People generally say that larger tanks are better for beginners due to there being "less room for error". I disagree with this statement; I feel as if there is just as much room for error in a large tank as there is a small tank. When they say this, they are generally referring to toxins that build up as by-products from the nitrogen cycle, or minimizing the effects of accidentally overstocking (which again results in toxin buildup). With that being said, before anything, I highly recommend reading about the Nitrogen Cycle, particularly in a closed ecosystem such as an aquarium. I think you should start with a 40 breeder. It is the perfect size, in my opinion. Or, go for a 55 gallon. Starting at one of these sizes will allow you greater freedom in species choice as well as your total fish capacity.

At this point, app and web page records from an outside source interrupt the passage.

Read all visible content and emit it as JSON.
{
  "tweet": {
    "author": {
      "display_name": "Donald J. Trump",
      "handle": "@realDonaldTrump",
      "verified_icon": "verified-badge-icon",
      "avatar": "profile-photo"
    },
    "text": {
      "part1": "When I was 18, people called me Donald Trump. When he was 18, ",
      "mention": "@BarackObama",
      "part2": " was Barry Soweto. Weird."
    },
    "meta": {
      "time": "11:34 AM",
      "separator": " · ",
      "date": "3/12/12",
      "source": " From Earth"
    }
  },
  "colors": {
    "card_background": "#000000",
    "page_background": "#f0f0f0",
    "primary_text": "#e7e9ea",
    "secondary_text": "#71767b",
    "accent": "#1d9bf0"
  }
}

One of the most important things to know is that, while many have done it in the past, simply filling your new tank up with water and plopping in 40 fish really isn't the way to go. I highly recommend reading about fishless cycling as well. What you're doing here is basically getting all of the nitrifying bacteria established (those that take part in nitrogen cycling) so that they can accomodate your new fish down the road, without allowing waste by-products (NH3, NO2, NO3 [not so much]) to cause any harm.
I'm sure this sounds really confusing, but try starting with those two things and go from there.